The single-team record for errors in the era is held by the 1982 Brewers, who made 11 over the course of their seven-game loss to the Cardinals.

Keeping things to the Wild Card Era, here’s a table of the top 10 error totals between the two teams:

Rk Year G E Winner (Tot) Loser (Tot)
1 2011 7 14 Cardinals (6) Rangers (8)
2 1997 7 13 Marlins (8) Indians (5)
3t 2006 5 12 Cardinals (4) Tigers (8)
3t 1995 6 12 Braves (6) Indians (6)
5t 2001 7 11 Diamondbacks (3) Yankees (8)
5t 2008 5 11 Phillies (6) Rays (5)
7 2002 7 10 Angels (5) Giants (5)
8t 2010 5 9 Giants (4) Rangers (5)
8t 2004 4 9 Red Sox (8) Cardinals (1)
8t 1996 6 9 Yankees (5) Braves (4)

Within that table are the era’s highs for series of every length; four games (2004), five games (2006), six games (1995) and seven games (2011). As you can see, it’s possible for a team to make far more errors than its opponents and still come out on top. It’s worth noting that the only team that didn’t make an error in the World Series, the 2007 Rockies, was swept in four games. It won’t take much for this year’s bumblers to crack the leaderboard — another two errors will do it.

As for unearned run totals, this year’s five is already among the era’s top 10. The high of 10 was set in 1997, with the Marlins and Indians each allowing five; the decisive run in Game 7 was unearned, via Cleveland second baseman Tony Fernandez’s 11th-inning error on Craig Counsell’s potential double-play grounder.
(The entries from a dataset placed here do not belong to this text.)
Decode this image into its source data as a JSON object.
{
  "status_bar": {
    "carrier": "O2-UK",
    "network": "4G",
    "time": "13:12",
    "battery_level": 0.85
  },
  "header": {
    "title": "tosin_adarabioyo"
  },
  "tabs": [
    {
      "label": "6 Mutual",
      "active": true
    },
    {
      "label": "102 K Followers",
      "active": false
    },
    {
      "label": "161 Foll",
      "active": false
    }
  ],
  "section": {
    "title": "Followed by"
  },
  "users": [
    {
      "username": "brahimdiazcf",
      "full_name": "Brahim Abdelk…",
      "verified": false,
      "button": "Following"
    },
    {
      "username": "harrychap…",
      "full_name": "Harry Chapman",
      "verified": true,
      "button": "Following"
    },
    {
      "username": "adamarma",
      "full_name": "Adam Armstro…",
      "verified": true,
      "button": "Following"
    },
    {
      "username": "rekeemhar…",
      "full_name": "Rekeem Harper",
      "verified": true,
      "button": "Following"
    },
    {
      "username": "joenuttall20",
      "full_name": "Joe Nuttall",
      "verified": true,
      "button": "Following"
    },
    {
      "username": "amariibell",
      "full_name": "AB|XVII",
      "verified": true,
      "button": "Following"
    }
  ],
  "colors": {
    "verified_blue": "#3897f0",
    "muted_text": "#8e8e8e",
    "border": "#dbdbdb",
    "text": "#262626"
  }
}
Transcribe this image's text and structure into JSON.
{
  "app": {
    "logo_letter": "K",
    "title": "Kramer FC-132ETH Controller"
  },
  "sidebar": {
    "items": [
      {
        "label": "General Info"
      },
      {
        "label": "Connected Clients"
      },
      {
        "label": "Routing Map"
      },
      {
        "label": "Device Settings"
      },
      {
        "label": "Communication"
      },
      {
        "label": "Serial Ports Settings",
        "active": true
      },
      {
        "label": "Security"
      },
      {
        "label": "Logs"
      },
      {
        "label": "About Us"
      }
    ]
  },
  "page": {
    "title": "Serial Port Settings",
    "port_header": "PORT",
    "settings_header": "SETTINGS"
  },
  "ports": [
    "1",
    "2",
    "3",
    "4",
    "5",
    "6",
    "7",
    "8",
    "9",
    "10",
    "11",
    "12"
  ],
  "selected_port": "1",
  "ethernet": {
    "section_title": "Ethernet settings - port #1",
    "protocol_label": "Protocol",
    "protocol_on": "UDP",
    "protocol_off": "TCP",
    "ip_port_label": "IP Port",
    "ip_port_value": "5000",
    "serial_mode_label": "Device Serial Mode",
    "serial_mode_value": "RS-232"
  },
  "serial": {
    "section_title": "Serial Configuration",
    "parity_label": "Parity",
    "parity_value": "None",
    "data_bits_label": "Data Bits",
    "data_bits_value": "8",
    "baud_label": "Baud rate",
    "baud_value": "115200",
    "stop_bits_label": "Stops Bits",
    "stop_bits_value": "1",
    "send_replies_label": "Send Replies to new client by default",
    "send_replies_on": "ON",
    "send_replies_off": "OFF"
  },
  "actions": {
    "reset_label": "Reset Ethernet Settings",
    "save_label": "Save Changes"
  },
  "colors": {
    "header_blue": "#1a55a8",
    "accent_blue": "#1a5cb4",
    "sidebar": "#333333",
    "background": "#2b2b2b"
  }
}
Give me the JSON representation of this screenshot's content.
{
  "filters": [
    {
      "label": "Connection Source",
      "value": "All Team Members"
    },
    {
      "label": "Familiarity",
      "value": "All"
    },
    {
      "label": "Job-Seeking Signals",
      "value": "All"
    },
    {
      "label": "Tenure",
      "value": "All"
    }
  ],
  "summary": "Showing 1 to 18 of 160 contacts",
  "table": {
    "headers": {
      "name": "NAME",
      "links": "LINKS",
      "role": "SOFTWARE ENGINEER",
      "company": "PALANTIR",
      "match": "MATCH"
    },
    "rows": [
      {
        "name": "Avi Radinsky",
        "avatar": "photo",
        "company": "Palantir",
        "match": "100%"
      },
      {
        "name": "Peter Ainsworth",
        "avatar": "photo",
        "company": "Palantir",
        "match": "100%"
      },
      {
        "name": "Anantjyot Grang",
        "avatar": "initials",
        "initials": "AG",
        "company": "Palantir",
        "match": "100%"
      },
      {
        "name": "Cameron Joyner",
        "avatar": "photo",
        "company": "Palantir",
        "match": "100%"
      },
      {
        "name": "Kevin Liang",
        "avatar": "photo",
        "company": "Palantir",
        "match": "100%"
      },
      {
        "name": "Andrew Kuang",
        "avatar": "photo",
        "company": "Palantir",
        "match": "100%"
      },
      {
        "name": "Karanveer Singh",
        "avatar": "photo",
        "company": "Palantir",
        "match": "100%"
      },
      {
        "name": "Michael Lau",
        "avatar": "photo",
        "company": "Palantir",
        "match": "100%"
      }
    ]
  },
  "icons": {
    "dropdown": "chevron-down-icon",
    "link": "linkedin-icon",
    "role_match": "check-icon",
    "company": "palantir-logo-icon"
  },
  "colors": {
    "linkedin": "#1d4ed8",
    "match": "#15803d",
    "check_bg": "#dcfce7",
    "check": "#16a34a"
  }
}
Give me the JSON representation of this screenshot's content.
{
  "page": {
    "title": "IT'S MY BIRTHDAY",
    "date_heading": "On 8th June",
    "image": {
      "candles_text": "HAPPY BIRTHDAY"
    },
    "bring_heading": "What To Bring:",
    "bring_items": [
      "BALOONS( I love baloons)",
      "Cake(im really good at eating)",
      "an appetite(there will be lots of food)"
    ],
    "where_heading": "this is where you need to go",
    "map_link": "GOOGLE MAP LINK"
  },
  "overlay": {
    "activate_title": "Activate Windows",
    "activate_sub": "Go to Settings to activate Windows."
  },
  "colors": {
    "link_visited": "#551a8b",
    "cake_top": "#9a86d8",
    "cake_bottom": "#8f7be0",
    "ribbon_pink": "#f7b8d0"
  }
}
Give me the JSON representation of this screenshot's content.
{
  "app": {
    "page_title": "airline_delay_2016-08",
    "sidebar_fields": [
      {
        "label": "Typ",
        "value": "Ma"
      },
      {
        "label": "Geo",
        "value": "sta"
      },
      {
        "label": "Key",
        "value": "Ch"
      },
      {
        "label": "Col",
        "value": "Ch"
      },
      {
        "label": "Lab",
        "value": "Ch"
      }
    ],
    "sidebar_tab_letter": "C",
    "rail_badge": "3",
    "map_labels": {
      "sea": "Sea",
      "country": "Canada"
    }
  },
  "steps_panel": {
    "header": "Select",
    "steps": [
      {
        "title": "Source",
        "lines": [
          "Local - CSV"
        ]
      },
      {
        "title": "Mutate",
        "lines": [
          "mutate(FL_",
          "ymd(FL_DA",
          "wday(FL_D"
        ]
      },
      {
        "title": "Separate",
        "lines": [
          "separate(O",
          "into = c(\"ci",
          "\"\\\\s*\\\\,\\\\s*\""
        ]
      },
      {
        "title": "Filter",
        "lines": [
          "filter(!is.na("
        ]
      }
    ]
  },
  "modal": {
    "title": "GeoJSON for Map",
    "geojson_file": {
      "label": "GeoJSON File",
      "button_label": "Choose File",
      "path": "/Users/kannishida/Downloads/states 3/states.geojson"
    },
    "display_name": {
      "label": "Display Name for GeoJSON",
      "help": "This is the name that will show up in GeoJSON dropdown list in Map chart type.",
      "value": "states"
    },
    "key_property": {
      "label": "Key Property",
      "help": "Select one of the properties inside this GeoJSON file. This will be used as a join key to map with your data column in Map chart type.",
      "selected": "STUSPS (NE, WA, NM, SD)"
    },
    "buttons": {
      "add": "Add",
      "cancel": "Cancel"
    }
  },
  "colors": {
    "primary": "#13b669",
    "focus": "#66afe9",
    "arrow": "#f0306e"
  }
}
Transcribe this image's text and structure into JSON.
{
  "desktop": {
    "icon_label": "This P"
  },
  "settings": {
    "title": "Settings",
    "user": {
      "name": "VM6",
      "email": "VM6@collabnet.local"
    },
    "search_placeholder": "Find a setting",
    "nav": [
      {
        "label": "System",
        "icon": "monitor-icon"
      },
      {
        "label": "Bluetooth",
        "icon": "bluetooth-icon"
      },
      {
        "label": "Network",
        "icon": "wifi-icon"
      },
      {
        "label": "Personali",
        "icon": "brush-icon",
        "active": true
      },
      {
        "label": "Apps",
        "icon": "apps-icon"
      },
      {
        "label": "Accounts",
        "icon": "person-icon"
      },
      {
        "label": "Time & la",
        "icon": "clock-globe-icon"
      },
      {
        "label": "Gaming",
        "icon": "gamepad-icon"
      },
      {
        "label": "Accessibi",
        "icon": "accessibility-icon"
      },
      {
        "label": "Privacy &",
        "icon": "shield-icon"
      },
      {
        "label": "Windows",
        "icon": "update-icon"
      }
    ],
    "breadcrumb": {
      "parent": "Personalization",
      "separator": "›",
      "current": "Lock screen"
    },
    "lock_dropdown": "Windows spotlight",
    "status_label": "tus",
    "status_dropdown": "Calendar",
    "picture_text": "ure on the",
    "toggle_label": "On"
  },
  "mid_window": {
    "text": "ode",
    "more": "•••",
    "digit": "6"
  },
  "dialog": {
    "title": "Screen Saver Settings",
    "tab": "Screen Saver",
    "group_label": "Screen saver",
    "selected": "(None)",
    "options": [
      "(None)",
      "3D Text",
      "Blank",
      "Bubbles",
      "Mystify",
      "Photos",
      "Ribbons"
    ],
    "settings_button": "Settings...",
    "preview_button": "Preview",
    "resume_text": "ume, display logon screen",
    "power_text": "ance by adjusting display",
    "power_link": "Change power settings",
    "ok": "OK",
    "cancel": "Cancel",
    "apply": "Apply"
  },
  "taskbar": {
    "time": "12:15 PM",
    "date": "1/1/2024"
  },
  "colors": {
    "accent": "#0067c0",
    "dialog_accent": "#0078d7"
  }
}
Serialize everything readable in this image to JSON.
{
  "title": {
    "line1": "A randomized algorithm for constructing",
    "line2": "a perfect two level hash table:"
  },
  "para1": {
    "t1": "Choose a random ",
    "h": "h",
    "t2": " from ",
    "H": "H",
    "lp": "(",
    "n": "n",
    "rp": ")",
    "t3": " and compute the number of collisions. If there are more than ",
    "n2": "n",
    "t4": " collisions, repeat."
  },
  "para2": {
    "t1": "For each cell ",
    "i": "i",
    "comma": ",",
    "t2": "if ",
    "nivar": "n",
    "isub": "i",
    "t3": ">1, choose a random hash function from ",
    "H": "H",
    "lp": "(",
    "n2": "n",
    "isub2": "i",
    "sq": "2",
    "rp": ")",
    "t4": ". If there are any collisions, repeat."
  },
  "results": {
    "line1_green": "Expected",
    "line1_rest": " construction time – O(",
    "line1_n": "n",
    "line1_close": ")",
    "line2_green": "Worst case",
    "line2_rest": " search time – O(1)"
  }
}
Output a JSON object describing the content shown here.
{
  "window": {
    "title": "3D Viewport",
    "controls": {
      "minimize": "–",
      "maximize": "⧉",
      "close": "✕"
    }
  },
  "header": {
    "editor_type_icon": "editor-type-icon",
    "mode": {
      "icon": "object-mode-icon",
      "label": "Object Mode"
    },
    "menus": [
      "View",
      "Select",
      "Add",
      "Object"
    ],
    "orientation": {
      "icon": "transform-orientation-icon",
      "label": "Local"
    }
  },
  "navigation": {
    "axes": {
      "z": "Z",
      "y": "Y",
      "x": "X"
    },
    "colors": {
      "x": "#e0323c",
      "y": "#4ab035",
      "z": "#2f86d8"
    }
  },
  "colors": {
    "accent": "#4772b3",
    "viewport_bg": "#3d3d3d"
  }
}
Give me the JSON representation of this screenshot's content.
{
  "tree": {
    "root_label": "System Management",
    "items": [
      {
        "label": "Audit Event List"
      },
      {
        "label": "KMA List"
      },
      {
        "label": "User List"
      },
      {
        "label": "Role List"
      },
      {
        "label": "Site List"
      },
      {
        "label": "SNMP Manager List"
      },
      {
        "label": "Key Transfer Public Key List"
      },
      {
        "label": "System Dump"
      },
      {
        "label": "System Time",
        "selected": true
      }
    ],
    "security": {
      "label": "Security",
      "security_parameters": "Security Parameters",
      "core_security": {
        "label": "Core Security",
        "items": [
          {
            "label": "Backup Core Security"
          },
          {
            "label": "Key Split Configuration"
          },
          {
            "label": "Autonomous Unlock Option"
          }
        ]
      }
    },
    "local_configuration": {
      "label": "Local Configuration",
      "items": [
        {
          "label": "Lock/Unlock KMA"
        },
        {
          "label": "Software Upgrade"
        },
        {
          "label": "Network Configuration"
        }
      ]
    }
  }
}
The single-team high for the era was set by the 2006 Tigers, with eight. Here’s the “leaderboard”:

Rk Season G UER Winner (Tot) Loser (Tot)
1 1997 7 10 Marlins (5) Indians  (5)
2t 2006 5 9 Cardinals (1) Tigers (8)
2t 2002 7 9 Angels (5) Giants (4)
2t 2011 7 9 Cardinals (3) Rangers (6)
5 2001 7 7 Diamondbacks (0) Yankees (7)
6t 1996 6 6 Yankees (2) Braves (4)
6t 1998 4 6 Yankees (2) Padres (4)
8t 2013 2 5 Tied: Cardinals (4) Red Sox (1)
8t 2003 6 5 Marlins (1) Yankees (4)
8t 1995 6 5 Braves (3) Indians (2)

The highest percentage of unearned runs between two teams in a World Series is 27.3 percent in that 2006 series, nine out of 33 runs; at 33.3 percent, this year’s series is on pace to break that mark. At the other end of the spectrum, neither the 2007 sweep by the Red Sox nor the 2012 sweep of the Tigers by the Giants featured a single unearned run. Looked at from another standpoint, this year’s teams have the highest combined Unearned Run Average thus far:

RK Year IP UERA
1 2013 35.0 1.29
2 2006 86.0 0.94
3 1998 70.0 0.77
4 1997 127.7 0.70
5 2002 121 0.67
6 2011 125 0.65
7 1999 72 0.50
8 1996 109 0.50
9 2001 128.3 0.49
10 1995 107 0.42

Before anyone frets that baseball is sloppier than ever, it’s worth noting that this year’s postseason has featured just 0.5 errors per team per game, the third-lowest rate since 1995; the ’95 postseason, with 0.95 per game, was the highest. This year’s UERA of 0.35 is the era’s eighth-lowest, with 2004 (0.20) the lowest and 2001 (0.49) the highest.

Even so, it’s the game-turning mistakes that stand out in the annals, and unless these two teams reverse course, the 2013 World Series will be remembered for its blunders as much as its triumphs.

0 comments